Northern Illinois University Press


Thackeray and Women

Micael M. Clarke

"Admirably perceptive ... refreshing in the astuteness of its readings."—George Eliot–G. H. Lewes Studies

"Clarke's unique study offers the first in-depth analysis of Thackeray's treatment of birth, madness, and motherhood among Victorian women."—Choice

"More than any of her predecessors, Clarke illuminates the complexity of Thackeray's views toward women, reflecting his life experience as well as influences from his literary and cultural environment."—Robert A. Colby, Queens College, City University of New York

Thackeray's writings, from the early satires and parodies through the mature historical and realistic fictions, critique the position of women in Western culture. As women writers such as Charlotte Brontë and George Eliot recognized, Thackeray arrived at a remarkably liberal understanding of "the Woman Question." His life experences—including his wife's madness, his love for Jane Brookfield, his friendship with Caroline Norton, and the necessity of rearing and educating his two daughters—gave Thackeray a perspective on women's lives and issues that was rare in Victorian men of letters.

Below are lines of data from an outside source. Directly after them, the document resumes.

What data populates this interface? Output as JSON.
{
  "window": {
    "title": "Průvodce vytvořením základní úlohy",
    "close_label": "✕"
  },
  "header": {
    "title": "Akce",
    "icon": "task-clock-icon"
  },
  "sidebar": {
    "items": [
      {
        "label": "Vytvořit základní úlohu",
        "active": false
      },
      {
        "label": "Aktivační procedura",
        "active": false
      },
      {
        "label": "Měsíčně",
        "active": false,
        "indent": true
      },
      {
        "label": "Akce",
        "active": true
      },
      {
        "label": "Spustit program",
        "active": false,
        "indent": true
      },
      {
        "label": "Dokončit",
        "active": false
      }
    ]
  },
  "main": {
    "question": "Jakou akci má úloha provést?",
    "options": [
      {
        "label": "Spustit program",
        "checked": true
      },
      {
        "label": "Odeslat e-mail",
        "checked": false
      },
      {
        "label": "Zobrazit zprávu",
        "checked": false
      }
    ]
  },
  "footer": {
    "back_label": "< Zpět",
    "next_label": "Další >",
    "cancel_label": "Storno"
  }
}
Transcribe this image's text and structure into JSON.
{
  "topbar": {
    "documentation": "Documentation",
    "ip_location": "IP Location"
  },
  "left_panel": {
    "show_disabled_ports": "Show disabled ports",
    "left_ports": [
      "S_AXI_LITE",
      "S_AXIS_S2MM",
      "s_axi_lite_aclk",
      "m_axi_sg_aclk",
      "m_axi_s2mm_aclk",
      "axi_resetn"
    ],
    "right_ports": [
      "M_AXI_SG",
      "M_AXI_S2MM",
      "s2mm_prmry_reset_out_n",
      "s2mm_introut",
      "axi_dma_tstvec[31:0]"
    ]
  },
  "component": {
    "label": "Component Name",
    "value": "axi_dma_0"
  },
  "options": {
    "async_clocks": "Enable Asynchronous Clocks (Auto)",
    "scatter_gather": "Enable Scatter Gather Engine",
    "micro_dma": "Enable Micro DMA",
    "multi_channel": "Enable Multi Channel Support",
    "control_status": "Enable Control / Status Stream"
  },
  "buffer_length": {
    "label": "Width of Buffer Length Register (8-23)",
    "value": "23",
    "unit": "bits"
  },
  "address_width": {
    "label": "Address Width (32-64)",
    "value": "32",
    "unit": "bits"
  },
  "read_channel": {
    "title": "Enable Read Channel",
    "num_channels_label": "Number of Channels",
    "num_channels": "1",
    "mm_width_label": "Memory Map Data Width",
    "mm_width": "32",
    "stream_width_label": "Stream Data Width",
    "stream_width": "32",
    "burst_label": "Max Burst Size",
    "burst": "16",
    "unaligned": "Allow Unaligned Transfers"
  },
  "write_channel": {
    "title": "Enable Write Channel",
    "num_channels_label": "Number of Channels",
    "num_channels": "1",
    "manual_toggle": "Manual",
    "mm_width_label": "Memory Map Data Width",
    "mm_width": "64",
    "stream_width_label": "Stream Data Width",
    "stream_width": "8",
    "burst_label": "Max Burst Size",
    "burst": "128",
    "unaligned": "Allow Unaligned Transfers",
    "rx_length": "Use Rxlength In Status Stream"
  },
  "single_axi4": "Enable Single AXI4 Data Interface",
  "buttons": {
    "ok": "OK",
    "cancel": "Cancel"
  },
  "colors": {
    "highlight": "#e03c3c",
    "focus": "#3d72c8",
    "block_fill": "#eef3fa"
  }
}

In this first study to address women in Thackeray's fiction, Clarke draws on the writer's biography as well as his novels, tales, and nonfictional writings to place him in the context of the women's movement. Approaching her analysis from a feminist-sociological perspective, Clarke connects Thackeray's novels to historical developments in nineteenth-century feminism and identifies an evolution in Thackeray's fictional treatment of women. Contrary to traditional representations of the writer as conventional and even hostile to "the Cause," the portrait of Thackeray that emerges is of a man both of his age and far ahead of it.

Clarke explores the relationship of Thackeray's depiction of women to the prevalent discourse on gender that energized nineteenth-century literature. She synthesizes recent Thackeray studies and examines writers and works Thackeray knew—writers including Judith Drake and Sidney Owenson and works including An Essay in Defense of the Female Sex and Woman and Her Master. The life and works of Caroline Norton serve as a particularly important influence and thread throughout Thackeray's writing.

(1995) 249 pp.
ISBN: 978-0-87580-197-1
cloth $33.00

Table of Contents

Introduction
1 The Formative Years
2 Early Works: A Foundation in Parody
3 Vanity Fair: Backgrounds
4 Vanity Fair: Dynamics of the Text
5 Henry Esmond and Eighteenth-Century Feminism
6 The Emergence of the Thackerayan Heroine
7 Childbirth, Madness, and Motherhood: Echoes of Ancient Matriarchy
Notes
Bibliography
Index

Shopping Cart Operations


ISBN: 978-0-87580-197-1
cloth $33.00